Microsoft are deprecating the Get-wmiObject cmdlet in favour of the Get-cimInstance cmdlet. I have provided both as a reference in case you are doing this on older systems. Note that the value is described as ‘BlockSize’.
PS C:\> Get-WmiObject -Class Win32_Volume | Select-Object Label, BlockSize | Format-Table -AutoSize
PS C:\> Get-CimInstance -ClassName Win32_Volume | Select-Object Label, BlockSize | Format-Table -AutoSize
Example output –
PS C:\> Get-CimInstance -ClassName Win32_Volume | Select-Object Label, BlockSize | Format-Table -AutoSize Label BlockSize ----- --------- 4096 bsa_sqlinfra01_db_vv 4096 bsa_sqlinfra01_logs_vv 4096 bsa_sqlsp_db_vv 65536 bsa_sqlsp_logs_vv 65536 Recovery 4096
We can make use of the fsutil amd DiskPart commands.
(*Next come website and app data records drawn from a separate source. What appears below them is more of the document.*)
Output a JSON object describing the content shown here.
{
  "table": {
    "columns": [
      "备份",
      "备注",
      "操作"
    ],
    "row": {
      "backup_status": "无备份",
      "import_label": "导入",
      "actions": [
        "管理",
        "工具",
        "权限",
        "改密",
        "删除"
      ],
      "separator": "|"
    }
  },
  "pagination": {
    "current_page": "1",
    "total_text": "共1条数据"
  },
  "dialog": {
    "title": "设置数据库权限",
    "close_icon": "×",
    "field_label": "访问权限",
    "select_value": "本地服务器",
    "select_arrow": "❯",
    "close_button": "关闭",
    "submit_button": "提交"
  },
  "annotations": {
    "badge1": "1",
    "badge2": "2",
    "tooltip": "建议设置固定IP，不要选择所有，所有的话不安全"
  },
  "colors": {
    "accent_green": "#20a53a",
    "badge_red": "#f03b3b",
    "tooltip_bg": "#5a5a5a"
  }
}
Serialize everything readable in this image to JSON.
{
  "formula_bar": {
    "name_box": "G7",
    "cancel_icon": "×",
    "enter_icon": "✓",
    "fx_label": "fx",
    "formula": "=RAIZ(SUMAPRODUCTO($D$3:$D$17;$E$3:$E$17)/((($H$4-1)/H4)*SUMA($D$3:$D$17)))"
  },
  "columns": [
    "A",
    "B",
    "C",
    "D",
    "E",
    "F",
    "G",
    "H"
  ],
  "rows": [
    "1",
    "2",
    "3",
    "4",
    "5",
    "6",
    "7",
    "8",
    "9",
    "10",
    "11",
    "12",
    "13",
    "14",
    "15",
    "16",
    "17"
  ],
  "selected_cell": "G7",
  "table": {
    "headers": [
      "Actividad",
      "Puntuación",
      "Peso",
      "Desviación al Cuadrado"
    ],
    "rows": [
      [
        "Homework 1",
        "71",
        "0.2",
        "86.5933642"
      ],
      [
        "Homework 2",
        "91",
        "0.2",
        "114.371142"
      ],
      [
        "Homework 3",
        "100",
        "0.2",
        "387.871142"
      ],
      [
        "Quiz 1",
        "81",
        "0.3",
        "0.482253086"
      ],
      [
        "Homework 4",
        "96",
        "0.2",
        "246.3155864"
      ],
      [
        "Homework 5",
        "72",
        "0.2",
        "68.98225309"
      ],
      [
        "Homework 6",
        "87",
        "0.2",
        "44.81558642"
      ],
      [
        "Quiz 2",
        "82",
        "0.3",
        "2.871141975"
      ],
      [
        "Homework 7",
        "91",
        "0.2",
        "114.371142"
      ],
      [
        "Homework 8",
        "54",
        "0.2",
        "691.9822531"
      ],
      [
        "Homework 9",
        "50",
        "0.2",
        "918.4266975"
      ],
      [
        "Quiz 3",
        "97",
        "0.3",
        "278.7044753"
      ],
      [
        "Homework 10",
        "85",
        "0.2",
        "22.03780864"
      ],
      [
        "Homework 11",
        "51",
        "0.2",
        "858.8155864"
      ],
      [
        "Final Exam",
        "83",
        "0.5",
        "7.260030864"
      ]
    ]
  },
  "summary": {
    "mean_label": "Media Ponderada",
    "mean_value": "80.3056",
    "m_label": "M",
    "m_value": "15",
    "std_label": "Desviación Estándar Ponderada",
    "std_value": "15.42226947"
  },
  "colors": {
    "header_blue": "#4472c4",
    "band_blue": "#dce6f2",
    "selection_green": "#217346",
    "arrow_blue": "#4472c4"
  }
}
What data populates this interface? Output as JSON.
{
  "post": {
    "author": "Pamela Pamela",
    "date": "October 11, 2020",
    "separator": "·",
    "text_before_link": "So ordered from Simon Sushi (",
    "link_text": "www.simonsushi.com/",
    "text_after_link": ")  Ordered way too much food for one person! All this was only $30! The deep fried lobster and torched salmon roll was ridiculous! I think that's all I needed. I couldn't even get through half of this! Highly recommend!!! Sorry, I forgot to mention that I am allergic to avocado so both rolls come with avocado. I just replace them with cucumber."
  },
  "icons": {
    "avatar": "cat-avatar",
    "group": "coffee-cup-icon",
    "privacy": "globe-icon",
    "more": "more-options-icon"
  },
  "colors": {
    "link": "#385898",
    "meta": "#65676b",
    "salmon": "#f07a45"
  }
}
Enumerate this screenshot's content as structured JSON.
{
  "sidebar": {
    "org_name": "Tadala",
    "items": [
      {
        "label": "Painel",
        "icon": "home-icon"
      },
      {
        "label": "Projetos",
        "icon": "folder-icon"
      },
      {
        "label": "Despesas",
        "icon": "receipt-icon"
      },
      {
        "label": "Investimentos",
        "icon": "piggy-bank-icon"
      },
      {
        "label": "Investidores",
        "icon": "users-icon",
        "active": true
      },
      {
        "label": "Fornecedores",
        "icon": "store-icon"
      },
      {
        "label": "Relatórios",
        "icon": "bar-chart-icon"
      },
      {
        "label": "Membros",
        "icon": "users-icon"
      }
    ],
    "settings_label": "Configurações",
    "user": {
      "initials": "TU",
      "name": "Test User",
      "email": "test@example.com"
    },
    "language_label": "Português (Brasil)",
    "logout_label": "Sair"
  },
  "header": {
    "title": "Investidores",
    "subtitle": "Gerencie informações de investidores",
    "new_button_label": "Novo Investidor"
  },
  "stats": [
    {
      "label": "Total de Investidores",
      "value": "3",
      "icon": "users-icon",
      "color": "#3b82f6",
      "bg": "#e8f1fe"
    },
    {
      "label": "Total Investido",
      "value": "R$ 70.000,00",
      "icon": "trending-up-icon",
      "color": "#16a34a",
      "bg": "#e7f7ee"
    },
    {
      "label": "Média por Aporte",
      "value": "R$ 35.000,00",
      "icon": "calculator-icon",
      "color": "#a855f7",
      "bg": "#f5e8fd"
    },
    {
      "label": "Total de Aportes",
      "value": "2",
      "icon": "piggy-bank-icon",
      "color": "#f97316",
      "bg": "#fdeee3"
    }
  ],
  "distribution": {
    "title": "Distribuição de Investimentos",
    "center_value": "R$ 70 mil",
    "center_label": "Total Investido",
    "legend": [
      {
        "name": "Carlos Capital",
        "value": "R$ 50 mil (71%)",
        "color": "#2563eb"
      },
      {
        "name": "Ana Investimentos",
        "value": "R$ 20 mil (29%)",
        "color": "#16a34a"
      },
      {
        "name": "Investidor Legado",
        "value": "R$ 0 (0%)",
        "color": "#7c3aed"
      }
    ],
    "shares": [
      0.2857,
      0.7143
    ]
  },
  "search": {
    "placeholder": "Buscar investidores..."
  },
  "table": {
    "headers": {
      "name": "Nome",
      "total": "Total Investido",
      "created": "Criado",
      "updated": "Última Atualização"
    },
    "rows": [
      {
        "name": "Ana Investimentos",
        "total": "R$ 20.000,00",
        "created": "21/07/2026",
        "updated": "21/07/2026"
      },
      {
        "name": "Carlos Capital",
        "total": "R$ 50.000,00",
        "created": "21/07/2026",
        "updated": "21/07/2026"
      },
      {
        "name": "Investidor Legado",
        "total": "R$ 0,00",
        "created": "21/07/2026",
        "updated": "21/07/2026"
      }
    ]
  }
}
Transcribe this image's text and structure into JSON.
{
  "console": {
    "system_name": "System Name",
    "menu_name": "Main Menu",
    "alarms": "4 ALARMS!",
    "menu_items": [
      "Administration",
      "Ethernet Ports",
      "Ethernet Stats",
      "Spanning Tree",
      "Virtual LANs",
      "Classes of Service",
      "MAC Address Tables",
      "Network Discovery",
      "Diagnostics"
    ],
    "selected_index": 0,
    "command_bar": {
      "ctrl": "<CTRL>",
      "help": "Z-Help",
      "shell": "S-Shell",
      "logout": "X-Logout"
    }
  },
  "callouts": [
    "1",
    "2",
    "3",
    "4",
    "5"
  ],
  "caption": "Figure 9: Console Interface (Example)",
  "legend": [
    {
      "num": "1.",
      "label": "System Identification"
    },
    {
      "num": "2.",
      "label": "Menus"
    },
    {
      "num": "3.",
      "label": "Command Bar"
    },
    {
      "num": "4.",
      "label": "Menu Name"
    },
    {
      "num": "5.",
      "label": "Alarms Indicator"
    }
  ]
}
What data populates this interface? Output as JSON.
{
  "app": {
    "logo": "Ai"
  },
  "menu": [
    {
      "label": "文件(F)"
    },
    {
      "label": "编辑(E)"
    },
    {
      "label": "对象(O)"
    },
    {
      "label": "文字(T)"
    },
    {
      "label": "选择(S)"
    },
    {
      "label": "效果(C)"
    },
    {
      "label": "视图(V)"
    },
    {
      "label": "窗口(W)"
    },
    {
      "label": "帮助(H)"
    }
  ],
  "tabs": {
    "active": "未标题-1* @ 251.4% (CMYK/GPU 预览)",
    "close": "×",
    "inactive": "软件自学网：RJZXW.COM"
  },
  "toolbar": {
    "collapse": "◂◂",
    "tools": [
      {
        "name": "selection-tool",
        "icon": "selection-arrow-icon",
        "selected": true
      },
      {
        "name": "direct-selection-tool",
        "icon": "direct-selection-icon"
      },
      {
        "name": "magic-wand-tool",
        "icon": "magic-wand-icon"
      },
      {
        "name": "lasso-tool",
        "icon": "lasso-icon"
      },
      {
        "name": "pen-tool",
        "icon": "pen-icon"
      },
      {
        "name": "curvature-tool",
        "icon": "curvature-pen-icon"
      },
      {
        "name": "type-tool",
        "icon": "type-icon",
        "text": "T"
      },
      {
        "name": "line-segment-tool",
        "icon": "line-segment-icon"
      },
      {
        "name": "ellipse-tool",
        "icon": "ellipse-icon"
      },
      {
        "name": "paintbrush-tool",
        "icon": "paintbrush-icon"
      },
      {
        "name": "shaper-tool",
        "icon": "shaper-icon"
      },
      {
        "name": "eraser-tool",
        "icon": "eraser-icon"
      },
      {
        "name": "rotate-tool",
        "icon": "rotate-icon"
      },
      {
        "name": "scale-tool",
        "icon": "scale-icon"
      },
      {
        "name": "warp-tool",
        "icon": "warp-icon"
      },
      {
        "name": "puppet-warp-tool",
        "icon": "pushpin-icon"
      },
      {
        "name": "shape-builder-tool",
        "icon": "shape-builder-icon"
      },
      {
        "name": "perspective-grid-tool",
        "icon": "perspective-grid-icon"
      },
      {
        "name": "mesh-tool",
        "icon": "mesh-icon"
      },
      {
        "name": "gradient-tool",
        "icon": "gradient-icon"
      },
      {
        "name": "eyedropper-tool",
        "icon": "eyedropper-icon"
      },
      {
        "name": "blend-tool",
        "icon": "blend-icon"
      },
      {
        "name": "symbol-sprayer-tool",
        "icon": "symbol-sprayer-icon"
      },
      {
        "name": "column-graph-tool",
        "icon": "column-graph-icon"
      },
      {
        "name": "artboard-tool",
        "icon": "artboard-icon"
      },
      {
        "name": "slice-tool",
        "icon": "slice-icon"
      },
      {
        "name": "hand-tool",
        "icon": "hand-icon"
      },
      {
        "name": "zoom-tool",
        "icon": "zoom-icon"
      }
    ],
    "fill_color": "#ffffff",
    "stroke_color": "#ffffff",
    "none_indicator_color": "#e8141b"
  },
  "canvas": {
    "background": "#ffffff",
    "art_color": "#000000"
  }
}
Note that in fsutil the value is ‘Byte Per Cluster’ with a 64KB value while in DiskPart it is called ‘Allocation Unit Size’.
PS C:\> fsutil fsinfo ntfsinfo p: NTFS Volume Serial Number : 0x5840d42e40d4151a NTFS Version : 3.1 LFS Version : 2.0 Number Sectors : 0x000000007ffbefff Total Clusters : 0x0000000000fff7df Free Clusters : 0x0000000000459424 Total Reserved : 0x0000000000000000 Bytes Per Sector : 512 Bytes Per Physical Sector : 512 Bytes Per Cluster : 65536 Bytes Per FileRecord Segment : 1024 Clusters Per FileRecord Segment : 0 Mft Valid Data Length : 0x000000000e840000 Mft Start Lcn : 0x000000000000c000 Mft2 Start Lcn : 0x0000000000000001 Mft Zone Start : 0x0000000000cf4180 Mft Zone End : 0x0000000000cf4c80 Resource Manager Identifier : 0C567257-18F9-11E5-80CE-00155DAEB03C
I will use the DiskPart utility to list all of the volumes attached to this server, then I will select a volume and use the ‘filesystems’ command to display the required information. As mentioned the value is now described as ‘Allocation Unit Size’.
DISKPART> list vol Volume ### Ltr Label Fs Type Size Status Info ---------- --- ----------- ----- ---------- ------- --------- -------- Volume 0 C NTFS Partition 59 GB Healthy Boot Volume 1 Recovery NTFS Partition 300 MB Healthy Hidden Volume 2 FAT32 Partition 99 MB Healthy System Volume 3 P bsa_sqlsp_d NTFS Partition 1023 GB Healthy Volume 4 Q bsa_sqlsp_l NTFS Partition 199 GB Healthy Volume 5 F bsa_sqlinfr NTFS Partition 499 GB Healthy Volume 6 G bsa_sqlinfr NTFS Partition 199 GB Healthy DISKPART> select vol 3 Volume 3 is the selected volume. DISKPART> filesystems Current File System Type : NTFS Allocation Unit Size : 64K Flags : 00000000 File Systems Supported for Formatting Type : NTFS (Default) Allocation Unit Sizes: 512, 1024, 2048, 4096, 8192, 16K, 32K, 64K (Default) Type : REFS Allocation Unit Sizes: 64K (Default) DISKPART>
As you can see Microsoft lack consistency in describing this attribute which is rather frustrating but such is the way of the IT world. It’s always important to check that you are formatting storage with the correct block size to avoid split IO and misalignment issues. I have seen some vendors (especially all flash array sellers) telling administrators not to worry because their system is ‘so fast’ any overhead or inefficiencies caused can be compensated for by the systems speed. Personally I hate this notion and fully believe everything should be optimised and deployed according to best practices to get the most out of the system.